“We’re gliding toward you like those old-fashioned skaters, Uncle Rob,” she added. “Count until we get there, okay? Don’t think, just count.”
“One. Two.” The Commander’s voice steadied. “Three. Four.”
They almost flew across the last stretch of ice. “Keep counting, Dad,” Sam said, sliding to a stop beside the Commander. “Loretta’s going to take your gloves, and I’ll—just wait.”
She unfastened the Commander’s gloves, and Sam took his father’s hands. His aura flashed and for a moment the sun seemed to set in the ice below the earth.
“How’s this for stable, Dad?” Sam asked. “Not so cold?”
The Commander shook his head. “Not cold at all,” he said. “I’m surprised the ice isn’t melting.”
K’tor’s light brightened, almost blinding her, but Sam didn’t flinch. She couldn’t follow the flood of Lucian words, and Sam held up a still-glowing hand.
“I have your light, but I do not have your words,” he said, shifting languages. “Is the light strong in you now?”
K’tor’s light flashed again. “Yes, the light is strong. But I do not understand, Sam. You went to the staying-place of the darkness, and still you have the light?”

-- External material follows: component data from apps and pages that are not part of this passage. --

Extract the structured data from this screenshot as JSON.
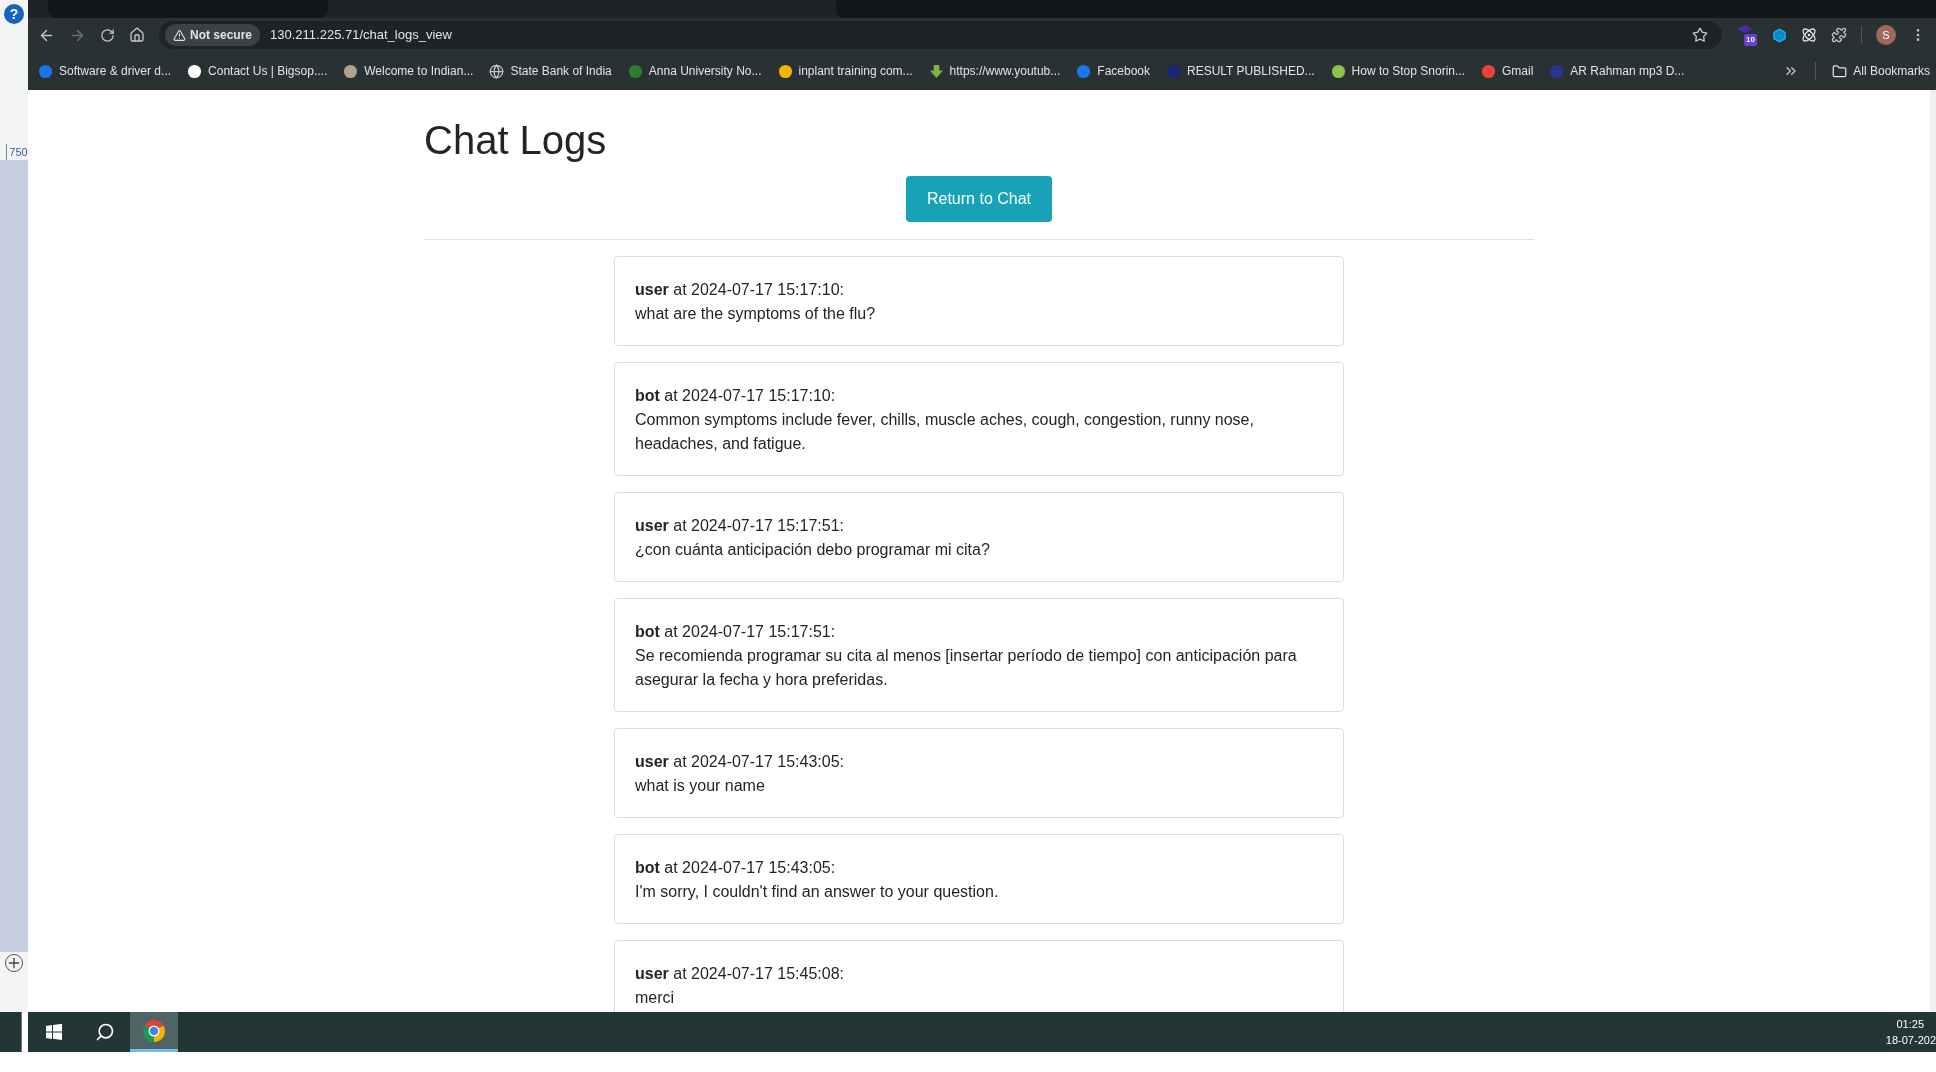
{
  "left_strip": {
    "help": "?",
    "ruler_label": "750"
  },
  "browser": {
    "security": "Not secure",
    "url": "130.211.225.71/chat_logs_view",
    "extension_badge": "10",
    "profile_initial": "S",
    "bookmarks": [
      "Software & driver d...",
      "Contact Us | Bigsop....",
      "Welcome to Indian...",
      "State Bank of India",
      "Anna University No...",
      "inplant training com...",
      "https://www.youtub...",
      "Facebook",
      "RESULT PUBLISHED...",
      "How to Stop Snorin...",
      "Gmail",
      "AR Rahman mp3 D..."
    ],
    "all_bookmarks": "All Bookmarks"
  },
  "page": {
    "title": "Chat Logs",
    "button": "Return to Chat",
    "logs": [
      {
        "header": "**user** at 2024-07-17 15:17:10:",
        "message": "what are the symptoms of the flu?"
      },
      {
        "header": "**bot** at 2024-07-17 15:17:10:",
        "message": "Common symptoms include fever, chills, muscle aches, cough, congestion, runny nose, headaches, and fatigue."
      },
      {
        "header": "**user** at 2024-07-17 15:17:51:",
        "message": "¿con cuánta anticipación debo programar mi cita?"
      },
      {
        "header": "**bot** at 2024-07-17 15:17:51:",
        "message": "Se recomienda programar su cita al menos [insertar período de tiempo] con anticipación para asegurar la fecha y hora preferidas."
      },
      {
        "header": "**user** at 2024-07-17 15:43:05:",
        "message": "what is your name"
      },
      {
        "header": "**bot** at 2024-07-17 15:43:05:",
        "message": "I'm sorry, I couldn't find an answer to your question."
      },
      {
        "header": "**user** at 2024-07-17 15:45:08:",
        "message": "merci"
      }
    ]
  },
  "taskbar": {
    "time": "01:25",
    "date": "18-07-202"
  }
}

Sam shook his head. “I do not understand, K’tor. Only that the darkness did not take me, and I have the light.” He looked from K’tor to Loretta, shifting back to his usual speech. “If I’m the world’s first human-Lucian hybrid—”
“A space cadet alien hybrid? That’s definitely a new entry for my panzoölogy index.” she said. “Sounds a bit like a superhero to me.”
He grinned. “Every superhero needs a sidekick. Are you volunteering?” When she made a face at him, he added. “I would really be like the Vulcan, half-Lucian and half-human.”
“Half-Lucian or not, you’re still a cadet,” the Commander intervened. “Hybrid status doesn’t guarantee a promotion—but saving a commander’s life just might.”
Sam shook his head. “Only if you say so, sir. I can do plenty, even as a cadet.”
Loretta couldn’t help smiling as she translated the conversation for K’tor.
“Yes, Sam will do much,” he said, his light flaring. “The Lucians who have little light, from the staying-place of the dark, he will bring them his light. And he will do even more than this—you will see.”
The Commander smiled. “I’m sure you will, Robinson—and do it carefully.”
Sam grinned. “Of course, sir. If I wasn’t careful, where would I be today?”
“I can think of several safer places,” she interjected. “Earth, for example.”
“Earth?” he echoed. “Where’s the adventure there? I’d rather be a Lucian on GT-937.”
“Well, isn’t that lucky?” She pulled him into a hug, light aura and all. “Because that’s exactly where you are.”